British distractions

Being in London, one is able to read an amazing array of media, most of which, it has to be said, is pretty ordinary and lacking in global context. When I used to live here years ago, I viewed many of the British papers as the best in the world, able to critically analyse government and debate issues that much of the Western media would ignore. Last week’s departure of Blair, however, unleashed a sickening amount of praise for a man whose so-called legacy will be the bloodbath in Iraq, and little else. Something to be truly proud of, dear Tony.

Like in Australia, where the possibility of the departure of John Howard is causing fear in the hearts of the commentariat, many of whom can’t imagine cosying up to the other mob, many writers here in Britain have benefited drinking Blair’s drool over the last ten years. Remember, most journalists aren’t into the truth, they prefer to keep those in power happy and denigrate the weakest in society. After all, far too many reporters see themselves as being part of the elite and able to create news. Sycophancy is a lucrative business, well rewarded by the Murdoch stable, amongst others.

There are some unintentional gems in the English media environment (like the Telegraph blogs) or releasing information such as this in today’s Observer:

The ubiquity of the drug [in Afghanistan] has now created the world’s worst domestic drug problem, a crisis threatening to engulf any hope of economic revival.
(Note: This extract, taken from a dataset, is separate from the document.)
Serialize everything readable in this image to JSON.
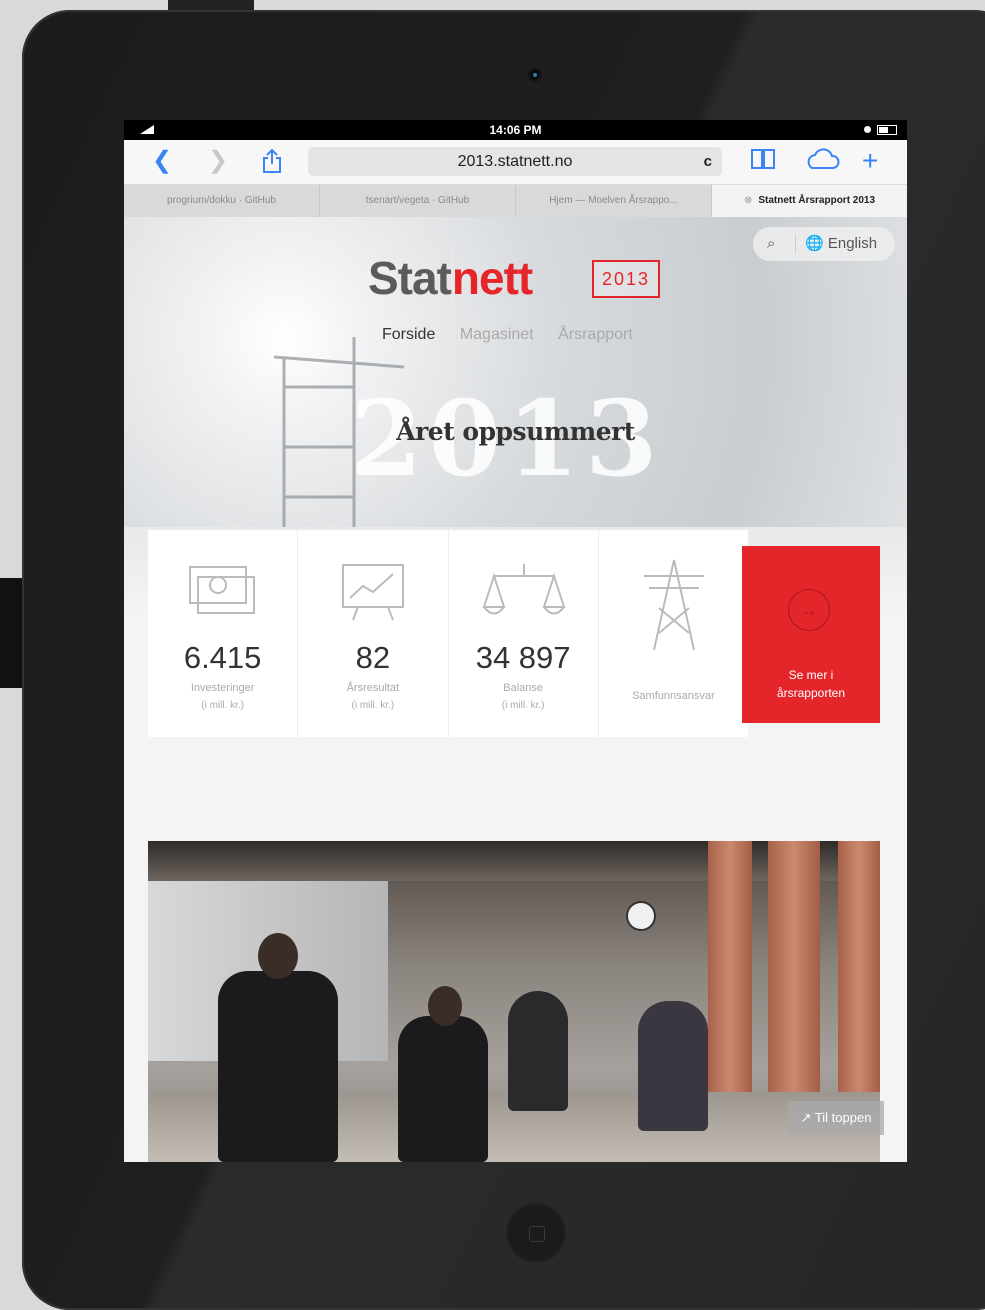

The first nationwide survey on drug use, by the Afghan Ministry of Counter-Narcotics and the UN Office on Drugs and Crime, estimated that one million in this nation of 30 million were addicts, including 100,000 women and 60,000 children.

Britain is a fascinating nation, even if it’s unsure of its place in the world (though the Daily Mail wants to imagine the British Empire still in full swing.)